  7. I'm not really one to use a lot of "naughty language." But, eaves drop on my conversation and your ears might burn red. It's not necessarily the words used but the topic of my conversation that would have made that woman turn three shades of purple. However, whether it's a tavern, or McD's I'll talk about what I damn well please. If she doesn't like it, she can move. I'm a paying patron just like she is. When she pays my tab and pays my rent and everything else to maintain my lifestyle, she can tell me what to say in a public place.  Good for you for speaking up! :-) ---Robbie

  8. Lisa--You're my new HERO!!!!

    What's hysterical about this...other than the nerve of the lady coming to your table to tell you to PG your conversation, and YOU hightailing it over there to give her a peice of YOUR mind, is the fact that most parents feel just as you do.  When we go out to eat, we want to GET AWAY from the kiddos and the spills, and the noise, etc., too.  You are absolutely correct in saying that they should not be at a tavern with children.  And if they were SO offended, then THEY should have asked to be moved to a different table.  Some adults, upon becoming parents, seem to feel the need to act like a parent to just about EVERYONE.  

    I applaud you for not tossing a drink in her face...Way to show restraint!!!!

  9. First let me say this You Were At Rock Creek Tavern and didn't call me?????LOL
    My husband and I too like to go to Taverns for burgers they just seem to have the best! ANd when we want to only deal with grown ups that should be the venue of choice. And it is amazing how often people bring their children to Taverns and then expect everyone to accomondate them.  Just doesn't make sense to me. When my children were small we went to family restaurants...not grown ups places!
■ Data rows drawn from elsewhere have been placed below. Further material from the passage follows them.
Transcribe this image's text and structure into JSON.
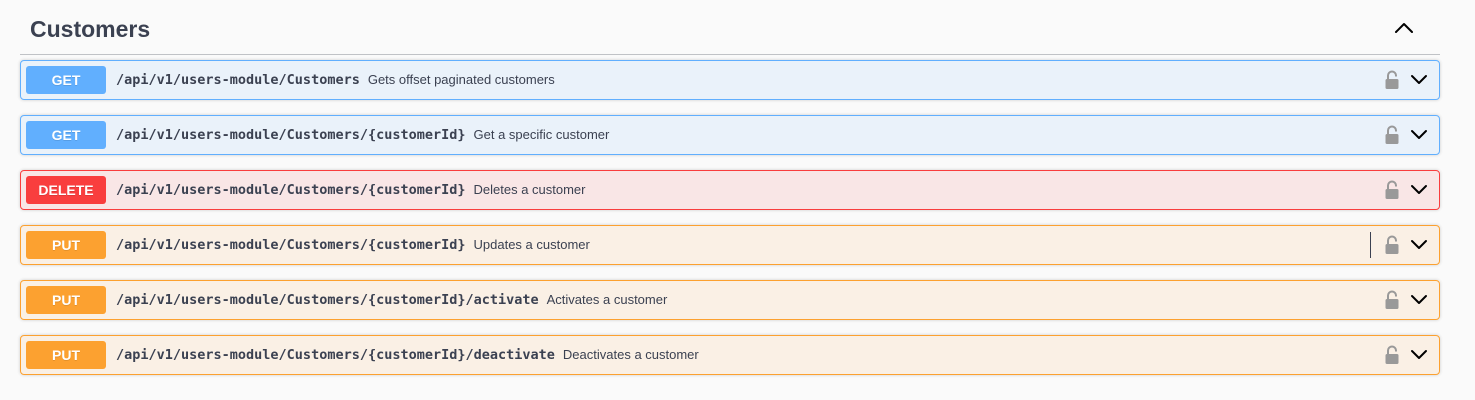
{
  "section": {
    "title": "Customers"
  },
  "operations": [
    {
      "method": "GET",
      "path": "/api/v1/users-module/Customers",
      "summary": "Gets offset paginated customers"
    },
    {
      "method": "GET",
      "path": "/api/v1/users-module/Customers/{customerId}",
      "summary": "Get a specific customer"
    },
    {
      "method": "DELETE",
      "path": "/api/v1/users-module/Customers/{customerId}",
      "summary": "Deletes a customer"
    },
    {
      "method": "PUT",
      "path": "/api/v1/users-module/Customers/{customerId}",
      "summary": "Updates a customer"
    },
    {
      "method": "PUT",
      "path": "/api/v1/users-module/Customers/{customerId}/activate",
      "summary": "Activates a customer"
    },
    {
      "method": "PUT",
      "path": "/api/v1/users-module/Customers/{customerId}/deactivate",
      "summary": "Deactivates a customer"
    }
  ],
  "icons": {
    "collapse": "chevron-up-icon",
    "lock": "lock-icon",
    "expand": "chevron-down-icon"
  },
  "colors": {
    "get": "#61affe",
    "delete": "#f93e3e",
    "put": "#fca130",
    "text": "#3b4151"
  }
}
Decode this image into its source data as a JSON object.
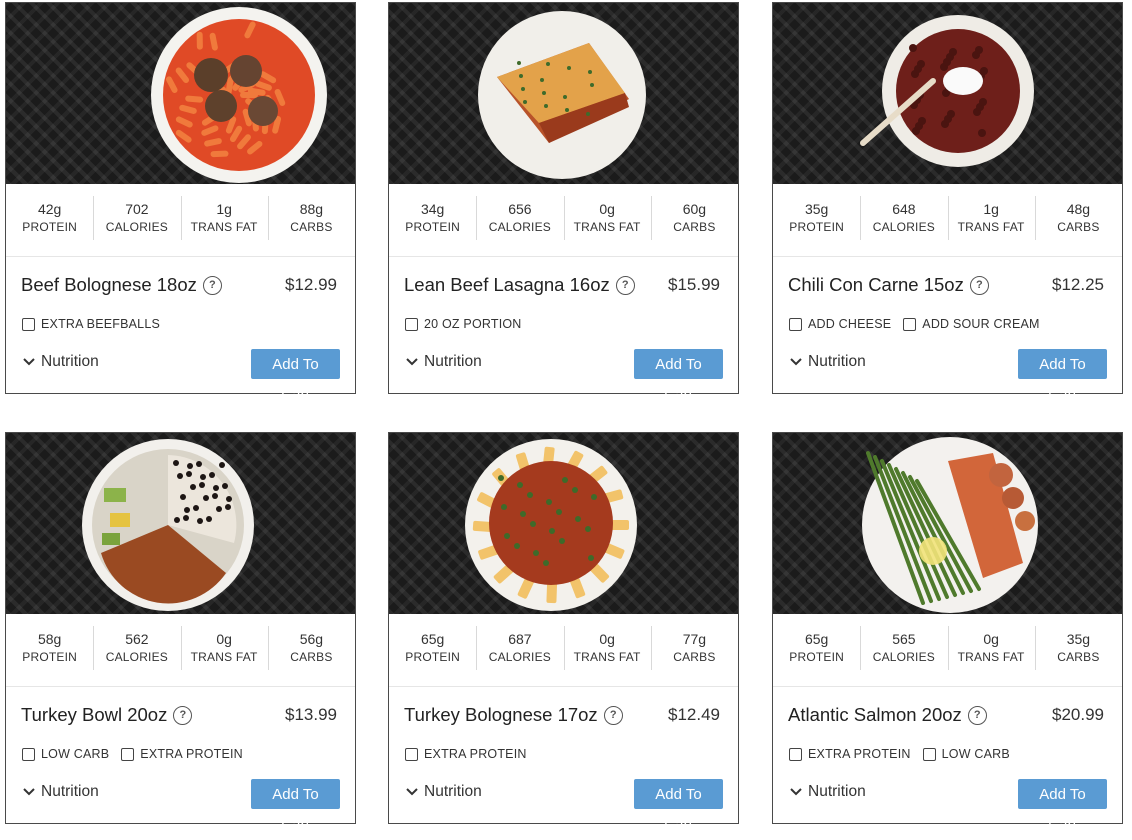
{
  "macro_labels": {
    "protein": "PROTEIN",
    "calories": "CALORIES",
    "trans_fat": "TRANS FAT",
    "carbs": "CARBS"
  },
  "nutrition_label": "Nutrition",
  "cart_label": "Add To Cart",
  "help_glyph": "?",
  "products": [
    {
      "name": "Beef Bolognese 18oz",
      "price": "$12.99",
      "protein": "42g",
      "calories": "702",
      "trans_fat": "1g",
      "carbs": "88g",
      "options": [
        "EXTRA BEEFBALLS"
      ],
      "image": "pasta-with-meatballs"
    },
    {
      "name": "Lean Beef Lasagna 16oz",
      "price": "$15.99",
      "protein": "34g",
      "calories": "656",
      "trans_fat": "0g",
      "carbs": "60g",
      "options": [
        "20 OZ PORTION"
      ],
      "image": "lasagna"
    },
    {
      "name": "Chili Con Carne 15oz",
      "price": "$12.25",
      "protein": "35g",
      "calories": "648",
      "trans_fat": "1g",
      "carbs": "48g",
      "options": [
        "ADD CHEESE",
        "ADD SOUR CREAM"
      ],
      "image": "chili-bowl"
    },
    {
      "name": "Turkey Bowl 20oz",
      "price": "$13.99",
      "protein": "58g",
      "calories": "562",
      "trans_fat": "0g",
      "carbs": "56g",
      "options": [
        "LOW CARB",
        "EXTRA PROTEIN"
      ],
      "image": "turkey-rice-bowl"
    },
    {
      "name": "Turkey Bolognese 17oz",
      "price": "$12.49",
      "protein": "65g",
      "calories": "687",
      "trans_fat": "0g",
      "carbs": "77g",
      "options": [
        "EXTRA PROTEIN"
      ],
      "image": "rigatoni-bolognese"
    },
    {
      "name": "Atlantic Salmon 20oz",
      "price": "$20.99",
      "protein": "65g",
      "calories": "565",
      "trans_fat": "0g",
      "carbs": "35g",
      "options": [
        "EXTRA PROTEIN",
        "LOW CARB"
      ],
      "image": "salmon-asparagus"
    }
  ]
}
  10. I can't believe that she approached you....they should have switched tables.  Those children are not growing up on a private island...strong language in a place like a bar is part of living in our society.  If it's that offensive to them, I hope they take that into consideration the next time they're thinking of walking into a tavern.  The kids are going to hear ALL those words and more eventually.  I doubt the kid even picked up on it...but if he did...then mom would have had an opportunity to share her values with him.  You are not required to live your life set to her expectations.

  11. Well, if the place isn't appropriate for children, I wouldn't take mine in there.  Of course, I don't have any problem with taking my child to eat at a "sit-down" restaurant, and never have.

    However, if this woman had a problem with your conversation, then she should have moved her family to another table where she couldn't hear it.  It was extremely rude for her to think she had a right to dictate how your conversation should be.